**Problem to work on**
A word-for-word copy of the data is what's wanted, with no pictures.

***** Data supplied

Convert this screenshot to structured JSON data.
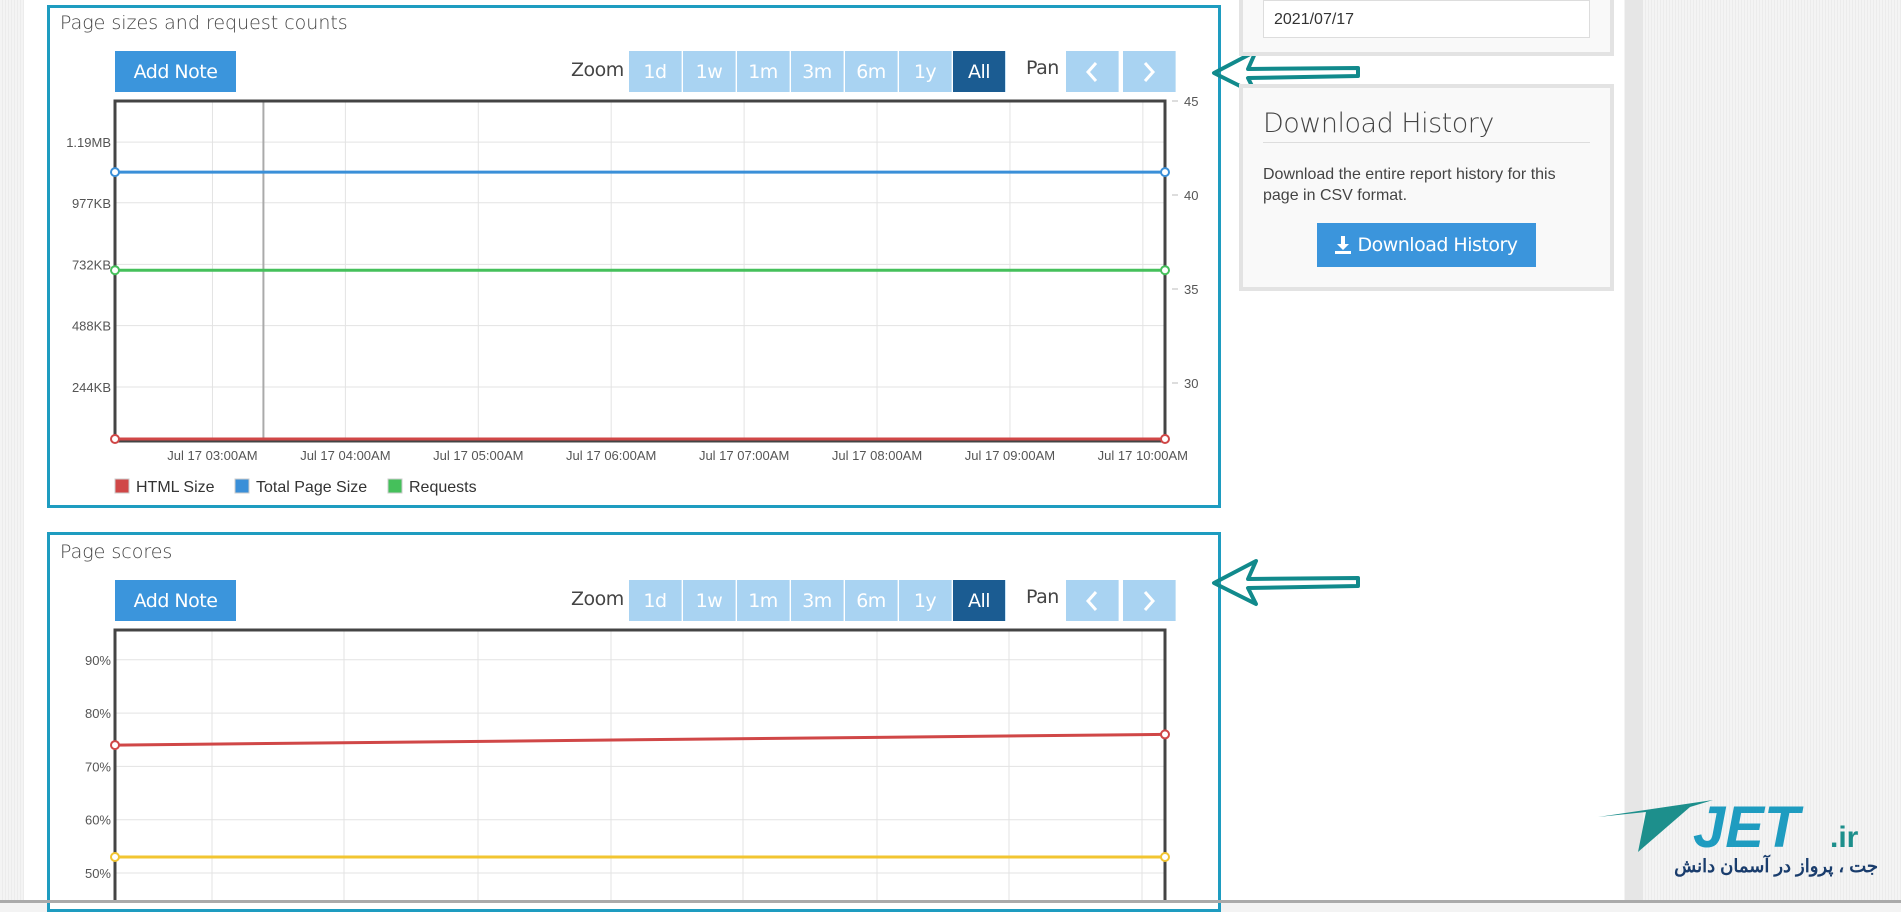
{
  "colors": {
    "accent": "#3b95dc",
    "active_zoom": "#1b5c92",
    "zoom_btn": "#a9d3f2",
    "panel_border": "#1e9cc0",
    "arrow": "#118a8c",
    "html": "#d04747",
    "total": "#3a8fd8",
    "requests": "#45c05b",
    "score_red": "#d04747",
    "score_yellow": "#f2c531"
  },
  "controls": {
    "add_note": "Add Note",
    "zoom_label": "Zoom",
    "zoom_options": [
      "1d",
      "1w",
      "1m",
      "3m",
      "6m",
      "1y",
      "All"
    ],
    "zoom_selected": "All",
    "pan_label": "Pan",
    "pan_prev_icon": "chevron-left-icon",
    "pan_next_icon": "chevron-right-icon"
  },
  "sidebar": {
    "date_value": "2021/07/17",
    "download": {
      "heading": "Download History",
      "text_line1": "Download the entire report history for this",
      "text_line2": "page in CSV format.",
      "button_label": "Download History",
      "button_icon": "download-icon"
    }
  },
  "logo": {
    "text": "JET.ir",
    "tagline": "جت ، پرواز در آسمان دانش"
  },
  "chart_data": [
    {
      "type": "line",
      "title": "Page sizes and request counts",
      "x": [
        "Jul 17 02:16AM",
        "Jul 17 10:10AM"
      ],
      "xticks": [
        "Jul 17 03:00AM",
        "Jul 17 04:00AM",
        "Jul 17 05:00AM",
        "Jul 17 06:00AM",
        "Jul 17 07:00AM",
        "Jul 17 08:00AM",
        "Jul 17 09:00AM",
        "Jul 17 10:00AM"
      ],
      "yticks_left": [
        "244KB",
        "488KB",
        "732KB",
        "977KB",
        "1.19MB"
      ],
      "yticks_right": [
        "30",
        "35",
        "40",
        "45"
      ],
      "plot_line": "Jul 17 03:23AM",
      "grid": true,
      "legend": "bottom-left",
      "series": [
        {
          "name": "HTML Size",
          "axis": "left",
          "unit": "KB",
          "values": [
            37,
            37
          ]
        },
        {
          "name": "Total Page Size",
          "axis": "left",
          "unit": "KB",
          "values": [
            1099,
            1099
          ]
        },
        {
          "name": "Requests",
          "axis": "right",
          "values": [
            36,
            36
          ]
        }
      ]
    },
    {
      "type": "line",
      "title": "Page scores",
      "x": [
        "Jul 17 02:16AM",
        "Jul 17 10:10AM"
      ],
      "yticks_left": [
        "50%",
        "60%",
        "70%",
        "80%",
        "90%"
      ],
      "grid": true,
      "series": [
        {
          "values": [
            74,
            76
          ]
        },
        {
          "values": [
            53,
            53
          ]
        }
      ]
    }
  ]
}
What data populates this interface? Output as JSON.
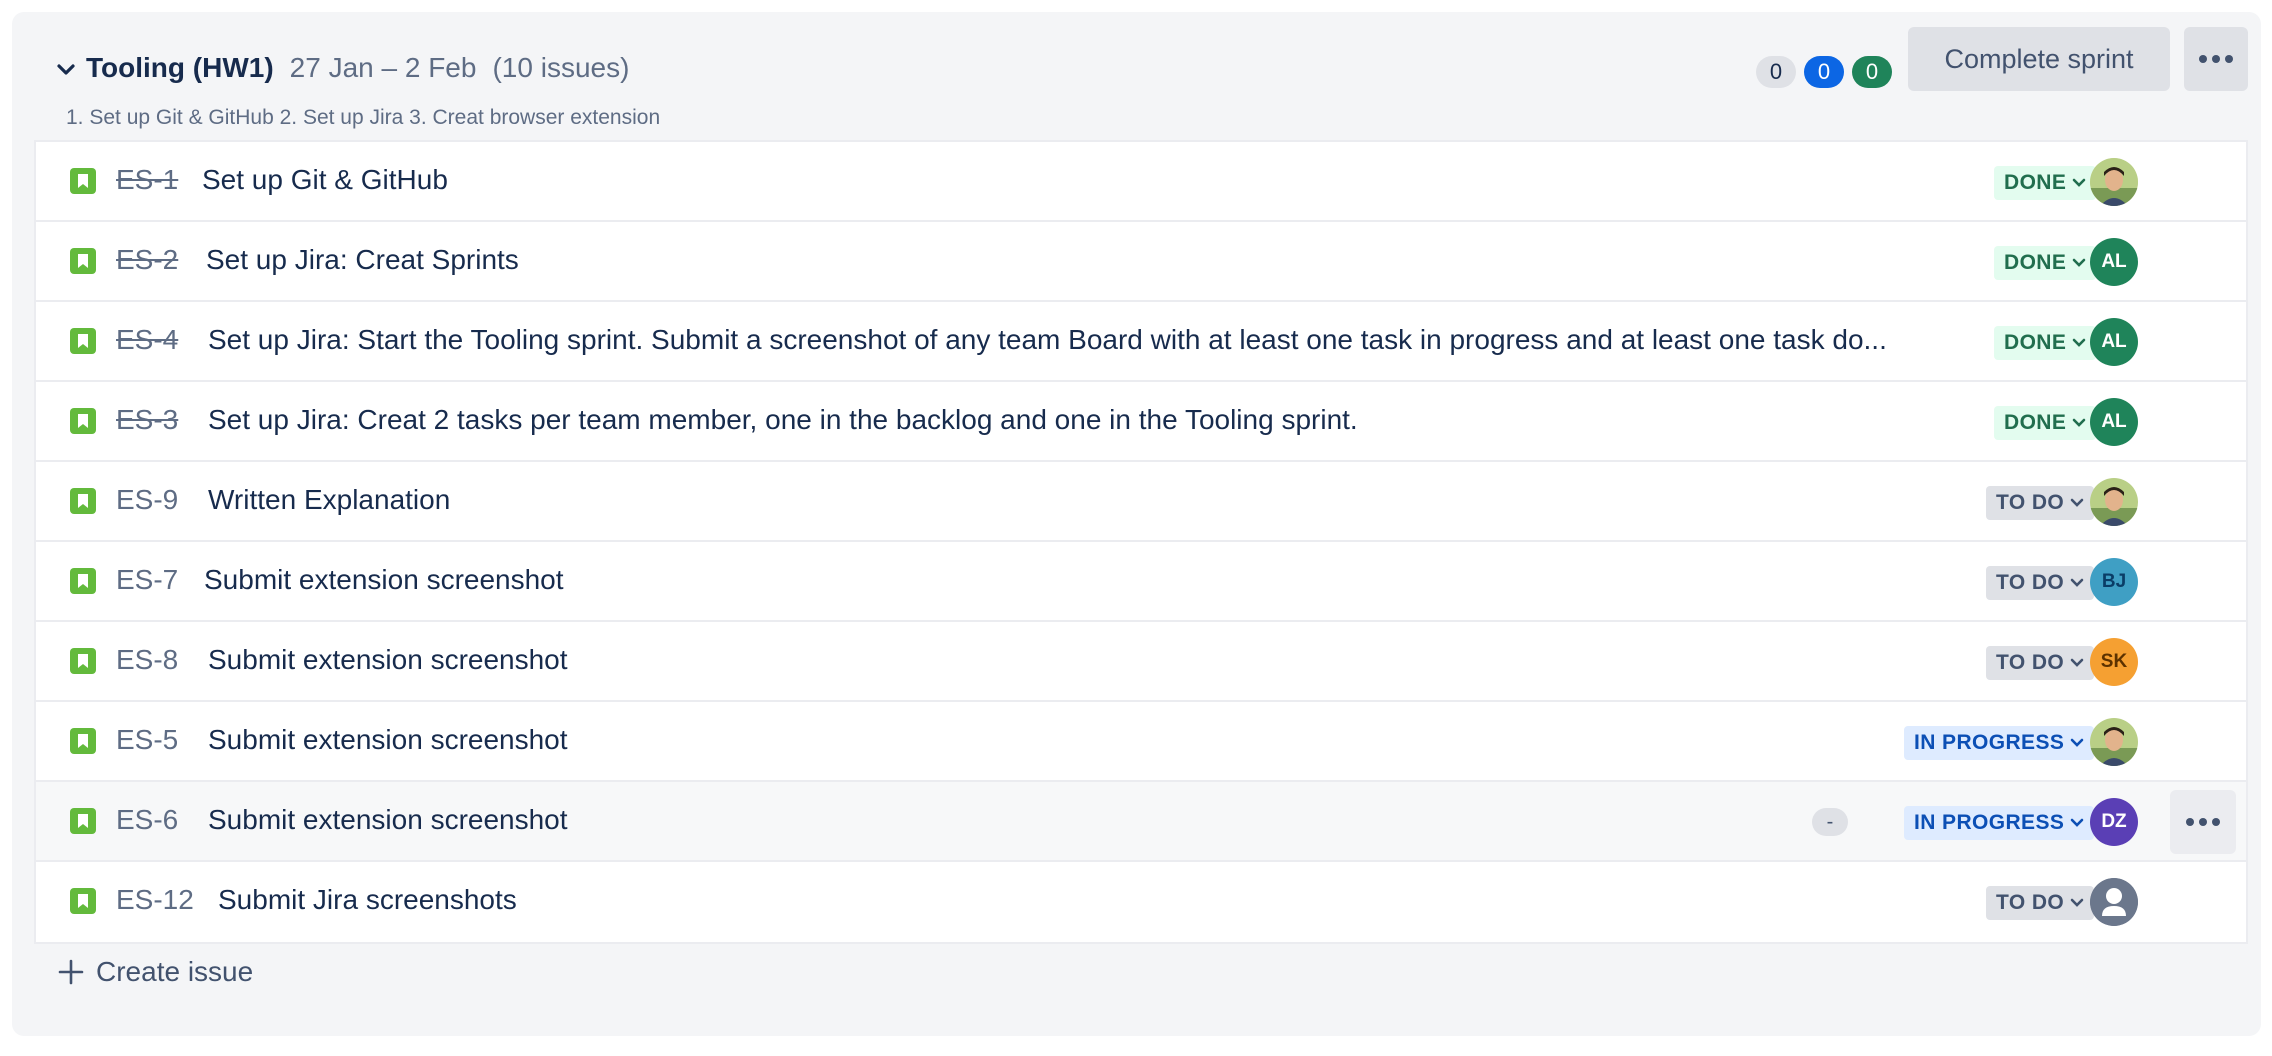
{
  "sprint": {
    "name": "Tooling (HW1)",
    "dates": "27 Jan – 2 Feb",
    "issue_count": "(10 issues)",
    "goal": "1. Set up Git & GitHub 2. Set up Jira 3. Creat browser extension",
    "counts": {
      "todo": "0",
      "in_progress": "0",
      "done": "0"
    },
    "complete_label": "Complete sprint",
    "create_issue_label": "Create issue"
  },
  "colors": {
    "story": "#63ba3c",
    "done_bg": "#e3fcef",
    "todo_bg": "#dfe1e6",
    "inprogress_bg": "#deebff",
    "avatar_al": "#1f845a",
    "avatar_bj": "#3f9fc4",
    "avatar_sk": "#f5a032",
    "avatar_dz": "#5a3fb5"
  },
  "issues": [
    {
      "key": "ES-1",
      "summary": "Set up Git & GitHub",
      "status": "DONE",
      "assignee": ""
    },
    {
      "key": "ES-2",
      "summary": "Set up Jira: Creat Sprints",
      "status": "DONE",
      "assignee": "AL"
    },
    {
      "key": "ES-4",
      "summary": "Set up Jira: Start the Tooling sprint. Submit a screenshot of any team Board with at least one task in progress and at least one task do...",
      "status": "DONE",
      "assignee": "AL"
    },
    {
      "key": "ES-3",
      "summary": "Set up Jira: Creat 2 tasks per team member, one in the backlog and one in the Tooling sprint.",
      "status": "DONE",
      "assignee": "AL"
    },
    {
      "key": "ES-9",
      "summary": "Written Explanation",
      "status": "TO DO",
      "assignee": ""
    },
    {
      "key": "ES-7",
      "summary": "Submit extension screenshot",
      "status": "TO DO",
      "assignee": "BJ"
    },
    {
      "key": "ES-8",
      "summary": "Submit extension screenshot",
      "status": "TO DO",
      "assignee": "SK"
    },
    {
      "key": "ES-5",
      "summary": "Submit extension screenshot",
      "status": "IN PROGRESS",
      "assignee": ""
    },
    {
      "key": "ES-6",
      "summary": "Submit extension screenshot",
      "status": "IN PROGRESS",
      "assignee": "DZ",
      "estimate": "-"
    },
    {
      "key": "ES-12",
      "summary": "Submit Jira screenshots",
      "status": "TO DO",
      "assignee": ""
    }
  ]
}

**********

**Solution for this problem**
Convert this screenshot to structured JSON data.
{
  "colors": {
    "accent": "#3b95dc",
    "active_zoom": "#1b5c92",
    "zoom_btn": "#a9d3f2",
    "panel_border": "#1e9cc0",
    "arrow": "#118a8c",
    "html": "#d04747",
    "total": "#3a8fd8",
    "requests": "#45c05b",
    "score_red": "#d04747",
    "score_yellow": "#f2c531"
  },
  "controls": {
    "add_note": "Add Note",
    "zoom_label": "Zoom",
    "zoom_options": [
      "1d",
      "1w",
      "1m",
      "3m",
      "6m",
      "1y",
      "All"
    ],
    "zoom_selected": "All",
    "pan_label": "Pan",
    "pan_prev_icon": "chevron-left-icon",
    "pan_next_icon": "chevron-right-icon"
  },
  "sidebar": {
    "date_value": "2021/07/17",
    "download": {
      "heading": "Download History",
      "text_line1": "Download the entire report history for this",
      "text_line2": "page in CSV format.",
      "button_label": "Download History",
      "button_icon": "download-icon"
    }
  },
  "logo": {
    "text": "JET.ir",
    "tagline": "جت ، پرواز در آسمان دانش"
  },
  "chart_data": [
    {
      "type": "line",
      "title": "Page sizes and request counts",
      "x": [
        "Jul 17 02:16AM",
        "Jul 17 10:10AM"
      ],
      "xticks": [
        "Jul 17 03:00AM",
        "Jul 17 04:00AM",
        "Jul 17 05:00AM",
        "Jul 17 06:00AM",
        "Jul 17 07:00AM",
        "Jul 17 08:00AM",
        "Jul 17 09:00AM",
        "Jul 17 10:00AM"
      ],
      "yticks_left": [
        "244KB",
        "488KB",
        "732KB",
        "977KB",
        "1.19MB"
      ],
      "yticks_right": [
        "30",
        "35",
        "40",
        "45"
      ],
      "plot_line": "Jul 17 03:23AM",
      "grid": true,
      "legend": "bottom-left",
      "series": [
        {
          "name": "HTML Size",
          "axis": "left",
          "unit": "KB",
          "values": [
            37,
            37
          ]
        },
        {
          "name": "Total Page Size",
          "axis": "left",
          "unit": "KB",
          "values": [
            1099,
            1099
          ]
        },
        {
          "name": "Requests",
          "axis": "right",
          "values": [
            36,
            36
          ]
        }
      ]
    },
    {
      "type": "line",
      "title": "Page scores",
      "x": [
        "Jul 17 02:16AM",
        "Jul 17 10:10AM"
      ],
      "yticks_left": [
        "50%",
        "60%",
        "70%",
        "80%",
        "90%"
      ],
      "grid": true,
      "series": [
        {
          "values": [
            74,
            76
          ]
        },
        {
          "values": [
            53,
            53
          ]
        }
      ]
    }
  ]
}
What data populates this interface? Output as JSON.
{
  "sprint": {
    "name": "Tooling (HW1)",
    "dates": "27 Jan – 2 Feb",
    "issue_count": "(10 issues)",
    "goal": "1. Set up Git & GitHub 2. Set up Jira 3. Creat browser extension",
    "counts": {
      "todo": "0",
      "in_progress": "0",
      "done": "0"
    },
    "complete_label": "Complete sprint",
    "create_issue_label": "Create issue"
  },
  "colors": {
    "story": "#63ba3c",
    "done_bg": "#e3fcef",
    "todo_bg": "#dfe1e6",
    "inprogress_bg": "#deebff",
    "avatar_al": "#1f845a",
    "avatar_bj": "#3f9fc4",
    "avatar_sk": "#f5a032",
    "avatar_dz": "#5a3fb5"
  },
  "issues": [
    {
      "key": "ES-1",
      "summary": "Set up Git & GitHub",
      "status": "DONE",
      "assignee": ""
    },
    {
      "key": "ES-2",
      "summary": "Set up Jira: Creat Sprints",
      "status": "DONE",
      "assignee": "AL"
    },
    {
      "key": "ES-4",
      "summary": "Set up Jira: Start the Tooling sprint. Submit a screenshot of any team Board with at least one task in progress and at least one task do...",
      "status": "DONE",
      "assignee": "AL"
    },
    {
      "key": "ES-3",
      "summary": "Set up Jira: Creat 2 tasks per team member, one in the backlog and one in the Tooling sprint.",
      "status": "DONE",
      "assignee": "AL"
    },
    {
      "key": "ES-9",
      "summary": "Written Explanation",
      "status": "TO DO",
      "assignee": ""
    },
    {
      "key": "ES-7",
      "summary": "Submit extension screenshot",
      "status": "TO DO",
      "assignee": "BJ"
    },
    {
      "key": "ES-8",
      "summary": "Submit extension screenshot",
      "status": "TO DO",
      "assignee": "SK"
    },
    {
      "key": "ES-5",
      "summary": "Submit extension screenshot",
      "status": "IN PROGRESS",
      "assignee": ""
    },
    {
      "key": "ES-6",
      "summary": "Submit extension screenshot",
      "status": "IN PROGRESS",
      "assignee": "DZ",
      "estimate": "-"
    },
    {
      "key": "ES-12",
      "summary": "Submit Jira screenshots",
      "status": "TO DO",
      "assignee": ""
    }
  ]
}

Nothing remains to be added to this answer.